_WHAT TO WORK ON:_
Return every record in full. Match each one exactly.

_AVAILABLE RECORDS:_
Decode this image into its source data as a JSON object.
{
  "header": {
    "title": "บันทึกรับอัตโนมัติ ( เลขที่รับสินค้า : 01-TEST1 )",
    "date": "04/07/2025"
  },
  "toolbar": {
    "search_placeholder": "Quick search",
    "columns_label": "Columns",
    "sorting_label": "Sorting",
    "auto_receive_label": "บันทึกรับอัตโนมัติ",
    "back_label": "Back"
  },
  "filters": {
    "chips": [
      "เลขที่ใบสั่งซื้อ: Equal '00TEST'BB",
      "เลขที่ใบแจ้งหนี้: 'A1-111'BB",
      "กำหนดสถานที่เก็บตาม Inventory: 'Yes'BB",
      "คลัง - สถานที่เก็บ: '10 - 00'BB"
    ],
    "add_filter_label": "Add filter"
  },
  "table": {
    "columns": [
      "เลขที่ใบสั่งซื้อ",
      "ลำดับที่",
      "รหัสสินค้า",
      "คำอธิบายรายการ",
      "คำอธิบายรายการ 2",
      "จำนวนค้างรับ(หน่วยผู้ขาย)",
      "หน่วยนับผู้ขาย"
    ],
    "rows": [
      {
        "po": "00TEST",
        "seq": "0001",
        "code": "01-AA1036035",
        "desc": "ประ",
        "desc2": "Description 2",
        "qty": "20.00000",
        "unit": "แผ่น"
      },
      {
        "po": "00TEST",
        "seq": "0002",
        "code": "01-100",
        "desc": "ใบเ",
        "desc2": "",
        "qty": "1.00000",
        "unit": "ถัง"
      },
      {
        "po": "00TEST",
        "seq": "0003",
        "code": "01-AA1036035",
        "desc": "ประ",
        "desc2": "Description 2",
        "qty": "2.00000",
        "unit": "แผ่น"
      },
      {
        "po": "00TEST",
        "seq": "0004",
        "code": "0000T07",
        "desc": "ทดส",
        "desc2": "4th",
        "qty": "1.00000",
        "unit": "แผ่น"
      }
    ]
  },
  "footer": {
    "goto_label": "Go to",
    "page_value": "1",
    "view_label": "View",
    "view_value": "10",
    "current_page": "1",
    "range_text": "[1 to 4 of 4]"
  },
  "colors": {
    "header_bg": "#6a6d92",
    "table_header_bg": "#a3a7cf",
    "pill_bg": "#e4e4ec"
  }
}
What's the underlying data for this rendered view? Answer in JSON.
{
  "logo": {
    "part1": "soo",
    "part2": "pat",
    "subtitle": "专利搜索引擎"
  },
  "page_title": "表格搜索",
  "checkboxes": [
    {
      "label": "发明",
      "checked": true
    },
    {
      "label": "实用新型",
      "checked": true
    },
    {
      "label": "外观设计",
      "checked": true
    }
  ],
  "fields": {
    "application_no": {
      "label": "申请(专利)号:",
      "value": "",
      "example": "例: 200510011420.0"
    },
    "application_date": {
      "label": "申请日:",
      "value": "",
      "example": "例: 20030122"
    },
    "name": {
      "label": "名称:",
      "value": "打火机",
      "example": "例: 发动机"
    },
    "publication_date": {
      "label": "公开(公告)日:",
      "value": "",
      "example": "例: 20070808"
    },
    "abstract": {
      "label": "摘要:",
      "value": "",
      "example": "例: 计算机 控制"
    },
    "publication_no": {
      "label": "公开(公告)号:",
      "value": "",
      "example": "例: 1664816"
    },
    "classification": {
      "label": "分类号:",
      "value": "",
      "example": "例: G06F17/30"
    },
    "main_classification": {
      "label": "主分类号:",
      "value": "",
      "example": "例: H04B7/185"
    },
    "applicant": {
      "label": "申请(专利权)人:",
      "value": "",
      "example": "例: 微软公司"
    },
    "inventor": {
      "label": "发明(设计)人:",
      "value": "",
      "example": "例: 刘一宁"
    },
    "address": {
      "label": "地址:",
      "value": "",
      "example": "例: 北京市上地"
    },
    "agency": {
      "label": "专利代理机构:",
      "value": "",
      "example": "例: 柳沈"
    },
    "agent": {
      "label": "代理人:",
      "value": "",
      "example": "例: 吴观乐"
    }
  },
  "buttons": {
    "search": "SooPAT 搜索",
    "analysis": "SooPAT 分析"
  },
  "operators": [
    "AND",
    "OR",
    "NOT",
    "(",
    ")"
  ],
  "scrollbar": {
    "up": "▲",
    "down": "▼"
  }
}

_RESULT OF THIS EXERCISE:_
Decode this image into its source data as a JSON object.
{
  "header": {
    "title": "บันทึกรับอัตโนมัติ ( เลขที่รับสินค้า : 01-TEST1 )",
    "date": "04/07/2025"
  },
  "toolbar": {
    "search_placeholder": "Quick search",
    "columns_label": "Columns",
    "sorting_label": "Sorting",
    "auto_receive_label": "บันทึกรับอัตโนมัติ",
    "back_label": "Back"
  },
  "filters": {
    "chips": [
      "เลขที่ใบสั่งซื้อ: Equal '00TEST'BB",
      "เลขที่ใบแจ้งหนี้: 'A1-111'BB",
      "กำหนดสถานที่เก็บตาม Inventory: 'Yes'BB",
      "คลัง - สถานที่เก็บ: '10 - 00'BB"
    ],
    "add_filter_label": "Add filter"
  },
  "table": {
    "columns": [
      "เลขที่ใบสั่งซื้อ",
      "ลำดับที่",
      "รหัสสินค้า",
      "คำอธิบายรายการ",
      "คำอธิบายรายการ 2",
      "จำนวนค้างรับ(หน่วยผู้ขาย)",
      "หน่วยนับผู้ขาย"
    ],
    "rows": [
      {
        "po": "00TEST",
        "seq": "0001",
        "code": "01-AA1036035",
        "desc": "ประ",
        "desc2": "Description 2",
        "qty": "20.00000",
        "unit": "แผ่น"
      },
      {
        "po": "00TEST",
        "seq": "0002",
        "code": "01-100",
        "desc": "ใบเ",
        "desc2": "",
        "qty": "1.00000",
        "unit": "ถัง"
      },
      {
        "po": "00TEST",
        "seq": "0003",
        "code": "01-AA1036035",
        "desc": "ประ",
        "desc2": "Description 2",
        "qty": "2.00000",
        "unit": "แผ่น"
      },
      {
        "po": "00TEST",
        "seq": "0004",
        "code": "0000T07",
        "desc": "ทดส",
        "desc2": "4th",
        "qty": "1.00000",
        "unit": "แผ่น"
      }
    ]
  },
  "footer": {
    "goto_label": "Go to",
    "page_value": "1",
    "view_label": "View",
    "view_value": "10",
    "current_page": "1",
    "range_text": "[1 to 4 of 4]"
  },
  "colors": {
    "header_bg": "#6a6d92",
    "table_header_bg": "#a3a7cf",
    "pill_bg": "#e4e4ec"
  }
}
What's the underlying data for this rendered view? Answer in JSON.
{
  "logo": {
    "part1": "soo",
    "part2": "pat",
    "subtitle": "专利搜索引擎"
  },
  "page_title": "表格搜索",
  "checkboxes": [
    {
      "label": "发明",
      "checked": true
    },
    {
      "label": "实用新型",
      "checked": true
    },
    {
      "label": "外观设计",
      "checked": true
    }
  ],
  "fields": {
    "application_no": {
      "label": "申请(专利)号:",
      "value": "",
      "example": "例: 200510011420.0"
    },
    "application_date": {
      "label": "申请日:",
      "value": "",
      "example": "例: 20030122"
    },
    "name": {
      "label": "名称:",
      "value": "打火机",
      "example": "例: 发动机"
    },
    "publication_date": {
      "label": "公开(公告)日:",
      "value": "",
      "example": "例: 20070808"
    },
    "abstract": {
      "label": "摘要:",
      "value": "",
      "example": "例: 计算机 控制"
    },
    "publication_no": {
      "label": "公开(公告)号:",
      "value": "",
      "example": "例: 1664816"
    },
    "classification": {
      "label": "分类号:",
      "value": "",
      "example": "例: G06F17/30"
    },
    "main_classification": {
      "label": "主分类号:",
      "value": "",
      "example": "例: H04B7/185"
    },
    "applicant": {
      "label": "申请(专利权)人:",
      "value": "",
      "example": "例: 微软公司"
    },
    "inventor": {
      "label": "发明(设计)人:",
      "value": "",
      "example": "例: 刘一宁"
    },
    "address": {
      "label": "地址:",
      "value": "",
      "example": "例: 北京市上地"
    },
    "agency": {
      "label": "专利代理机构:",
      "value": "",
      "example": "例: 柳沈"
    },
    "agent": {
      "label": "代理人:",
      "value": "",
      "example": "例: 吴观乐"
    }
  },
  "buttons": {
    "search": "SooPAT 搜索",
    "analysis": "SooPAT 分析"
  },
  "operators": [
    "AND",
    "OR",
    "NOT",
    "(",
    ")"
  ],
  "scrollbar": {
    "up": "▲",
    "down": "▼"
  }
}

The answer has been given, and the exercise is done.